A third scenario according to Dr. Muller-Karger is for the spilled oil to be pushed by winds and slowly drift along the Florida coastline from the blowout site through the Big Bend area, and then southward along the west coast of Florida. In this way, the oil could eventually impact the environment around the Tampa Bay region. This transport route could take several weeks. One final scenario for the fate of the oil if it becomes trapped in the Loop Current, and then travels southward in the Gulf, would be if a persistent and fairly strong wind from the west were to blow across the shelf, it could push oil from the Loop Current eastward onto the beaches of west Florida. According to Dr. Muller-Karger, these winds would need to persistently blow for a period of at least a week. Which of these scenarios occurs will depend upon how the wind and weather patterns shift over the next few days and weeks.

ET: I heard that FL’ east coast will be at even higher risk to be hit by the oil spill than its west coast does. Most likely, which part of Florida coast will possibly be hit by the oil?

VAN VLEET: As mentioned, this is certainly true if the oil gets entrained in the Gulf Loop Current. If this is the case, the most likely area for the oil to wash ashore would be between Key West and the central part of Florida's east coast, perhaps around the Ft. Pierce area.

ET: What is the possible impact of oil spill on Florida ecosystems, plants, animals?

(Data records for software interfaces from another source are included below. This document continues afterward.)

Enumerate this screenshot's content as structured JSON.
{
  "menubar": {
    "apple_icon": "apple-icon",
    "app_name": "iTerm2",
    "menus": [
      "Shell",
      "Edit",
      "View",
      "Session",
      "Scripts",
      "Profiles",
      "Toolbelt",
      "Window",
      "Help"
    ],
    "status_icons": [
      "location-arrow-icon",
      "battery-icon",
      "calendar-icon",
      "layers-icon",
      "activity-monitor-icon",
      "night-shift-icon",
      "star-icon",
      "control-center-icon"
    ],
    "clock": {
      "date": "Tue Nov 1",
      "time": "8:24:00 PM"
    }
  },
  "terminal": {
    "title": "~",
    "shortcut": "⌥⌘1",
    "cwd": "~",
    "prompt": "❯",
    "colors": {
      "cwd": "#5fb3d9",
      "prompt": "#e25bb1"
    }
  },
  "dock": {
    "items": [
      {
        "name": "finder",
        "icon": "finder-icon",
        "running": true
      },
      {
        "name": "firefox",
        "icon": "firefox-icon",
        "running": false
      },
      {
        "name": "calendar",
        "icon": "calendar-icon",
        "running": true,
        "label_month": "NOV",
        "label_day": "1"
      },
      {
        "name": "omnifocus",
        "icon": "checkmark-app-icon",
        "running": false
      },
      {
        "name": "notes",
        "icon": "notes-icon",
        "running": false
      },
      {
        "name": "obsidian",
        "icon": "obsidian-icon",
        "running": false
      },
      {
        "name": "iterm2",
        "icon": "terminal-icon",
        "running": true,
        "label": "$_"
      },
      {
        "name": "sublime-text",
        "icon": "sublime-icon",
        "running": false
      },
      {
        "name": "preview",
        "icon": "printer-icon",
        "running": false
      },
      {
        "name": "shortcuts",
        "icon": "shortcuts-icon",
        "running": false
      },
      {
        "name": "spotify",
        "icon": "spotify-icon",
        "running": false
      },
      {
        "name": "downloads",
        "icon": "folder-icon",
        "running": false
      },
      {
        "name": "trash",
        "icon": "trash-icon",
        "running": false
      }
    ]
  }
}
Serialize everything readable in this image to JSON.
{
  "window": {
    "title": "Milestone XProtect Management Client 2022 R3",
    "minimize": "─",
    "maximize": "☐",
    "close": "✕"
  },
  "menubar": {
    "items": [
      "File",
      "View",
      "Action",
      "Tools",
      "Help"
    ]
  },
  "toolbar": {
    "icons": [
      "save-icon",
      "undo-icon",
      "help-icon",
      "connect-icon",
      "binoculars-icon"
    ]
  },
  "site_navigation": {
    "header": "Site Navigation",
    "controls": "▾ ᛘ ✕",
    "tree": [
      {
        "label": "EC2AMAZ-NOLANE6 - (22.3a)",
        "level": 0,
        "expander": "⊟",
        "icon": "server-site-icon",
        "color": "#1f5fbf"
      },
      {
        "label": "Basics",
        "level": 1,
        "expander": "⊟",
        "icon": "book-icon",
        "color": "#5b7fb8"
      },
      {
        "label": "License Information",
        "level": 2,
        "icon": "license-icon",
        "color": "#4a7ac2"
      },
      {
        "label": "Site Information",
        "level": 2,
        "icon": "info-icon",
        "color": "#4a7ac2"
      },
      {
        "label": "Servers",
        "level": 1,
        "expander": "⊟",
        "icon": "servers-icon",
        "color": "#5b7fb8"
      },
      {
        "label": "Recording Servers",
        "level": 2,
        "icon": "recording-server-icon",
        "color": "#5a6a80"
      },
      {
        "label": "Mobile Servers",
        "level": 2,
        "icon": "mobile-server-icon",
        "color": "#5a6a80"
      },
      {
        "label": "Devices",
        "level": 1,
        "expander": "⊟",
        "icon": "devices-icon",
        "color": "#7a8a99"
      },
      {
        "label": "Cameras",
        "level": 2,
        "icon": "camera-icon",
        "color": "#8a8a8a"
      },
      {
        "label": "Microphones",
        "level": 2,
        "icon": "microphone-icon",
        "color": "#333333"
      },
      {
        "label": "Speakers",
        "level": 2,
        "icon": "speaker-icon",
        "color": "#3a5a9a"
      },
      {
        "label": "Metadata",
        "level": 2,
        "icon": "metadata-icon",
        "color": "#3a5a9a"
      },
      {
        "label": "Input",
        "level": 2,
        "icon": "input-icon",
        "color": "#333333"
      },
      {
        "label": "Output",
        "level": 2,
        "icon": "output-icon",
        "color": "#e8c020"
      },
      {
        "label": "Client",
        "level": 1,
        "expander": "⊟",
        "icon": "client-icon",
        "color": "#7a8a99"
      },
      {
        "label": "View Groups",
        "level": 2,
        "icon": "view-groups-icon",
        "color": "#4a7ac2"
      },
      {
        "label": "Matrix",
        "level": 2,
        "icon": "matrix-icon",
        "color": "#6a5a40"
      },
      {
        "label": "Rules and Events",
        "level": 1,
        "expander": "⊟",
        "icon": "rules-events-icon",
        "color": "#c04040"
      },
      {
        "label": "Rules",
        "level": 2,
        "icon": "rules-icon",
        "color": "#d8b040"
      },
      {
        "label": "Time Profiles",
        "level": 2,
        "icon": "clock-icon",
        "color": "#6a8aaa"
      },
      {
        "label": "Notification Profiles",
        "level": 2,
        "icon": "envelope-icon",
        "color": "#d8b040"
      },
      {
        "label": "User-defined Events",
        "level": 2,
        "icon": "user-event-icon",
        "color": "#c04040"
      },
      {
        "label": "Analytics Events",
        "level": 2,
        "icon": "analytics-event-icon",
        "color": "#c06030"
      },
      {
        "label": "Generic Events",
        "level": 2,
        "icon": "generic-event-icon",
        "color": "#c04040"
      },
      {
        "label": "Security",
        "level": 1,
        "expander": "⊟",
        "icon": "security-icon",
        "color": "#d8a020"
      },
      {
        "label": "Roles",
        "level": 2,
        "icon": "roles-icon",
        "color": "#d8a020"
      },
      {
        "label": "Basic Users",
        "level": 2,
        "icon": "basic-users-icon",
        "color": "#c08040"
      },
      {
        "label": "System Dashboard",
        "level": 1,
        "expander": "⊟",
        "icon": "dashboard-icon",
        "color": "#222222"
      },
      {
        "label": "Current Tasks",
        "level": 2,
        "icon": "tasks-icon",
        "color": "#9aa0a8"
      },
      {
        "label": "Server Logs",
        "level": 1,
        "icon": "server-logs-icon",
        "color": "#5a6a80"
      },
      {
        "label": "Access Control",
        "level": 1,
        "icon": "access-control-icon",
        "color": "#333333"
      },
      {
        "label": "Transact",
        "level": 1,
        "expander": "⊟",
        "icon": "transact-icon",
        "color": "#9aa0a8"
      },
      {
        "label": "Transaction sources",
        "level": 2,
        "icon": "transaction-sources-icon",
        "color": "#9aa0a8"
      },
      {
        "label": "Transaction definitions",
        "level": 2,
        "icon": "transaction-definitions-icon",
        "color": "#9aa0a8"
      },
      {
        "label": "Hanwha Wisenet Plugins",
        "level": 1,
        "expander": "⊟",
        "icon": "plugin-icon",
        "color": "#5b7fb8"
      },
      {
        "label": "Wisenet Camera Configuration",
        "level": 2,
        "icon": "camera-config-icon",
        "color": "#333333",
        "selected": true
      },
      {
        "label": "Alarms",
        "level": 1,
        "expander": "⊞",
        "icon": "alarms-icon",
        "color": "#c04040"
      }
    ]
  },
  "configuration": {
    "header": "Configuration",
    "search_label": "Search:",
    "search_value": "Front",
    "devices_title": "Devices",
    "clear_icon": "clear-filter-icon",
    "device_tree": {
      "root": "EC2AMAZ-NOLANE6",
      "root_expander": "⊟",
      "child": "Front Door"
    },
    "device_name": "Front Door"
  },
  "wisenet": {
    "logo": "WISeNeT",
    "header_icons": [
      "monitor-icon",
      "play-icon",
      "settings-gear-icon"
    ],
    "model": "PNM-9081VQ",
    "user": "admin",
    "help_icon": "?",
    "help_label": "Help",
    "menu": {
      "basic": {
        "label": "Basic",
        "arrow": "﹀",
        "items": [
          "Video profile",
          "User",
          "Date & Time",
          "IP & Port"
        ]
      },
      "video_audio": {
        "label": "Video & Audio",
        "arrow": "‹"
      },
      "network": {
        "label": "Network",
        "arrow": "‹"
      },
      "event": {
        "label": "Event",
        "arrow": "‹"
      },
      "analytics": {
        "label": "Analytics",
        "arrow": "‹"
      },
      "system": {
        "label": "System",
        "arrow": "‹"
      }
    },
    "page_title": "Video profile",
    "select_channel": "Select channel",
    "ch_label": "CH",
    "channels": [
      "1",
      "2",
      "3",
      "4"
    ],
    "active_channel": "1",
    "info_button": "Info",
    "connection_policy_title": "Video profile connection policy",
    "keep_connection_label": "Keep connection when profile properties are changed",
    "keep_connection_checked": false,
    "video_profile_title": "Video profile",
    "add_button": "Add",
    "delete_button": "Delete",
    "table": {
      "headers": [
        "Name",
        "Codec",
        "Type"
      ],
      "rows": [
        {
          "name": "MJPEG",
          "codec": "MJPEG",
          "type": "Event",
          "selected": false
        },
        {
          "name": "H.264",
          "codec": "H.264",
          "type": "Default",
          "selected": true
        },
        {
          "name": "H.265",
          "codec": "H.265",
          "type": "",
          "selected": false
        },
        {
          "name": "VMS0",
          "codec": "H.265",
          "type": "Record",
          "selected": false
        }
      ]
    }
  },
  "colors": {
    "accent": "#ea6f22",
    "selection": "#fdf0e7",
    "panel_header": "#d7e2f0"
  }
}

VAN VLEET: Florida's coastal ecosystems are particularly vulnerable to oil. Florida's seagrass beds, mangroves, and coral reefs provide shelter, habitat and breeding grounds for fish, shellfish, bivalves and many other species. If the oil impacts these habitats, not only will the seagrass, mangroves or coral reefs be impacted, but all of the other species that reside or depend on these ecosystems will also be impacted. According to research previously carried out on an oil spill in Panama, it was predicted that although seagrass beds may recover in a period of 1-2 years, mangrove ecosystems may take up to 50 years to recover, and coral reefs may take as long as 100 years or more to fully recover. Marine birds and sea turtles are two other types of marine species that can be heavily impacted by oil spills.

ET: What and how can people do to lessen the damages from the disaster?

VAN VLEET: This is very difficult. Other than volunteering to work with beach clean-up, bird or turtle rehabilitation, or similar responses, there is not much we can do to stop the spill. BP, the Coast Guard.

ET: What kind of fate the oil itself will have, under so hot summer, strong sunlight?

VAN VLEET: Some photodegradation will occur to oil exposed directly to sunlight, however the extent of this is fairly small. Even after the oil washes ashore, photo degradation will only occur on the outer surface of the oil. Microbial degradation will also play a role in the degradation of the oil over a period of weeks or months, but again bacteria are limited in the extent to which they can degrade the oil.

The interview was conducted on May 5 by Epoch Times reporter Chang Lee.